_WHAT THE TASK ASKS_: Report each line of the records where "true" occurs.
--
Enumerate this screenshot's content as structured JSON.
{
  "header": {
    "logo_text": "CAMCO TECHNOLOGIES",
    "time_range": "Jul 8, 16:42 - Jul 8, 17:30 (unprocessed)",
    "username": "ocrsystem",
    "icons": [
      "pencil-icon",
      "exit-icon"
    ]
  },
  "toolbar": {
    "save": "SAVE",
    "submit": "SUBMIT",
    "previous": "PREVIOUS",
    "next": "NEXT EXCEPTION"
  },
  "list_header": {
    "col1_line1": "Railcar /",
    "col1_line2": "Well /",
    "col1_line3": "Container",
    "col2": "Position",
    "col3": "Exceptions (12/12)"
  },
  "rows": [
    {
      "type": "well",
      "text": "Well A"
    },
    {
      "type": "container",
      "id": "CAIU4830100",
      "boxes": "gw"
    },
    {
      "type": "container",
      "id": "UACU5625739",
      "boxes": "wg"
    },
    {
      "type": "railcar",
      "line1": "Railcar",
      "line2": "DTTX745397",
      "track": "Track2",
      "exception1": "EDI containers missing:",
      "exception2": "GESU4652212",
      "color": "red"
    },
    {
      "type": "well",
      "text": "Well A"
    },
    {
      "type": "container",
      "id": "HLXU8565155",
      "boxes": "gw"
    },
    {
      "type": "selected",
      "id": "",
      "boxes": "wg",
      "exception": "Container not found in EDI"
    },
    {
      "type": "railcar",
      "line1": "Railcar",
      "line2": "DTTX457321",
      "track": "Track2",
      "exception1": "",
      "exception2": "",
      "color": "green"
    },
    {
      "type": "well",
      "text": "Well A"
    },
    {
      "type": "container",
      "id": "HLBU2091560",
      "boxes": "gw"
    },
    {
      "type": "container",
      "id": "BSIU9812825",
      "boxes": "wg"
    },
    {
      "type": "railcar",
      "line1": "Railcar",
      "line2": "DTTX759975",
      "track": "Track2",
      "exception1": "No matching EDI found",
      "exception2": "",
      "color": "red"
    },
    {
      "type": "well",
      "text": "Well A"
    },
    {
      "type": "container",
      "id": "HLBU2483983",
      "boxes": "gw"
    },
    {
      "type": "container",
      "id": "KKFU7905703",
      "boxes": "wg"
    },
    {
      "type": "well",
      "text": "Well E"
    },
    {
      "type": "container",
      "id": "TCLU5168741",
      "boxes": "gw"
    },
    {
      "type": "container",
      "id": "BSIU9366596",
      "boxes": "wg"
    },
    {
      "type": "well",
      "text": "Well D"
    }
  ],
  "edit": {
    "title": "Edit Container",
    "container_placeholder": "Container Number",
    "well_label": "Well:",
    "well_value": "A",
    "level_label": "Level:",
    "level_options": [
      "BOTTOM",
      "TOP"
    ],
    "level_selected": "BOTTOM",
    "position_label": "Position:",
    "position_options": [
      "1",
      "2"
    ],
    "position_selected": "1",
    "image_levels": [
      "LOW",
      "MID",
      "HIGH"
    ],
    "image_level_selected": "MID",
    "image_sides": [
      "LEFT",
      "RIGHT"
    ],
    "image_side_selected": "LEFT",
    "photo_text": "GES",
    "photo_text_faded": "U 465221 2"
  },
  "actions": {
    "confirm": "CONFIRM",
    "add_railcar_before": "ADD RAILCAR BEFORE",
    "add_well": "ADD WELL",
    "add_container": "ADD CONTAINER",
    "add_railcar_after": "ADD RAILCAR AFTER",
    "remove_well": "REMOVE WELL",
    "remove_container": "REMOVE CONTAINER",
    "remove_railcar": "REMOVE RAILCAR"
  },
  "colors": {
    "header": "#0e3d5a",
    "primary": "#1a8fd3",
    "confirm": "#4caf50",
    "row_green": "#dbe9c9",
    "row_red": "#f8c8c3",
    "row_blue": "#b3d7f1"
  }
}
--
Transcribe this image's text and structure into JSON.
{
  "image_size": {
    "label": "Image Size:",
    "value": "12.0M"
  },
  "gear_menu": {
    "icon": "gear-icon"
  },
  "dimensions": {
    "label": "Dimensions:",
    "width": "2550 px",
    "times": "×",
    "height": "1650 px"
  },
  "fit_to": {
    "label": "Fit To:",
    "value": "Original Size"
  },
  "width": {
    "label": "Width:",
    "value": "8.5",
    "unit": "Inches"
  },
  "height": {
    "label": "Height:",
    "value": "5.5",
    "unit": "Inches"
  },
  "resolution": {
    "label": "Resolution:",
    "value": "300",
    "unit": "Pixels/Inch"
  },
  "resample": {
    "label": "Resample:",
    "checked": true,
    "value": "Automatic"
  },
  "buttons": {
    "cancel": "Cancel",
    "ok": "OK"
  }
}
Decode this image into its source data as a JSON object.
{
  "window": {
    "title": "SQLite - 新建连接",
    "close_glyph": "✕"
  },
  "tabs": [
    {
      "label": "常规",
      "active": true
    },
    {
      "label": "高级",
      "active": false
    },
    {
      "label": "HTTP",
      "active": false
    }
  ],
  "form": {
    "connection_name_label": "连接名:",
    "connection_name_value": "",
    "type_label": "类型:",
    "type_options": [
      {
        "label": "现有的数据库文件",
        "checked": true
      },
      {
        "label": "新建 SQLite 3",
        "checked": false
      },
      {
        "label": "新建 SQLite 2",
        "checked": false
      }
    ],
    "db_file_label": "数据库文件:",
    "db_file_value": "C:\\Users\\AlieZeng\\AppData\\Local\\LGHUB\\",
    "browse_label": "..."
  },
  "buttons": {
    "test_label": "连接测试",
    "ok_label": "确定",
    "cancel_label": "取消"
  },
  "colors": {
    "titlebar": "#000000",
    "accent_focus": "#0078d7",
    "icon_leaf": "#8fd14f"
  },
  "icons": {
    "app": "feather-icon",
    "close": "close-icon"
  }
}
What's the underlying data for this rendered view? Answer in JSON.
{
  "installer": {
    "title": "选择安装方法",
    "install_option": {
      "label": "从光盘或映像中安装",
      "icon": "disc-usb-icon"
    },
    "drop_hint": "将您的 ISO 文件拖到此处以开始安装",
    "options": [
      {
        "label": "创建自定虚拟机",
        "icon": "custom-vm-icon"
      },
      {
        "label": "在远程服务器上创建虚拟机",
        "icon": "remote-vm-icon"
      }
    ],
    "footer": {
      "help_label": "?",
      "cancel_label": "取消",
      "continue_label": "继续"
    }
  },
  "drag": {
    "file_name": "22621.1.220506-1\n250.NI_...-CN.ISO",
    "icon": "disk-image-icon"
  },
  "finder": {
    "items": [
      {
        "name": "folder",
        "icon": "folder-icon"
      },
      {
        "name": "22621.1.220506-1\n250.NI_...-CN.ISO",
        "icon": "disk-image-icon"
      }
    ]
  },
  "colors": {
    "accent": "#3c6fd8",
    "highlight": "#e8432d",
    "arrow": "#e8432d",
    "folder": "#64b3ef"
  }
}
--
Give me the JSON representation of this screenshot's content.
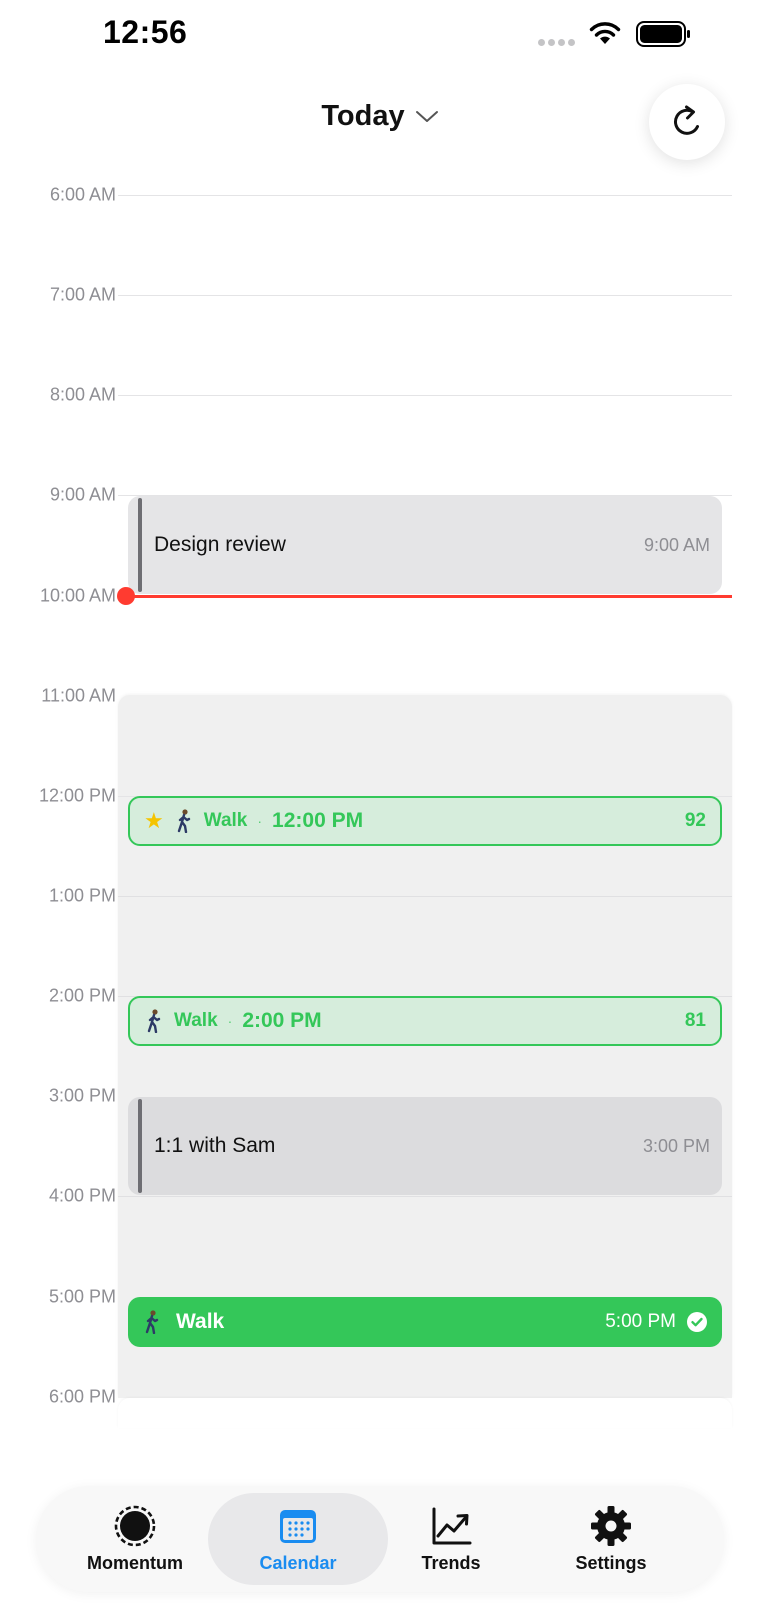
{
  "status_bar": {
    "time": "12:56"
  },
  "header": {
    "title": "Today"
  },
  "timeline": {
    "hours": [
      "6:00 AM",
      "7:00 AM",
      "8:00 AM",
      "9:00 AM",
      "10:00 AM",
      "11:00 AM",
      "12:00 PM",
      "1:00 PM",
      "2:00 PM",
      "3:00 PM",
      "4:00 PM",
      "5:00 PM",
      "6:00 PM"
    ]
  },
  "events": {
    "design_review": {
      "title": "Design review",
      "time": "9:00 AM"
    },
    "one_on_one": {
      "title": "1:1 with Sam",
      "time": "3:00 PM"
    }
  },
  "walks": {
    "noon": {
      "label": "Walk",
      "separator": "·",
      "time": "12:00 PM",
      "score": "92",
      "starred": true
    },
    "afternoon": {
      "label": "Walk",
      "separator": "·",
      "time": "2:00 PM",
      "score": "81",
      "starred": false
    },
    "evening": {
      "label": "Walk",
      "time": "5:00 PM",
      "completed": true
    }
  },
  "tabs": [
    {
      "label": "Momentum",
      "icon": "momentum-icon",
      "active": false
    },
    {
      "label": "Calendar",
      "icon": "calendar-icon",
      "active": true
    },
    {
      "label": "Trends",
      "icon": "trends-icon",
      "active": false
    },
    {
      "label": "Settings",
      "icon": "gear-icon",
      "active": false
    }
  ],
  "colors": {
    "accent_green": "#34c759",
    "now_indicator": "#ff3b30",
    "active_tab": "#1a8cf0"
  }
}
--
_OUTPUT FOR THIS TASK_:
    "checked": true,
      "active": true
        "checked": true
      "starred": true
      "completed": true
      "active": true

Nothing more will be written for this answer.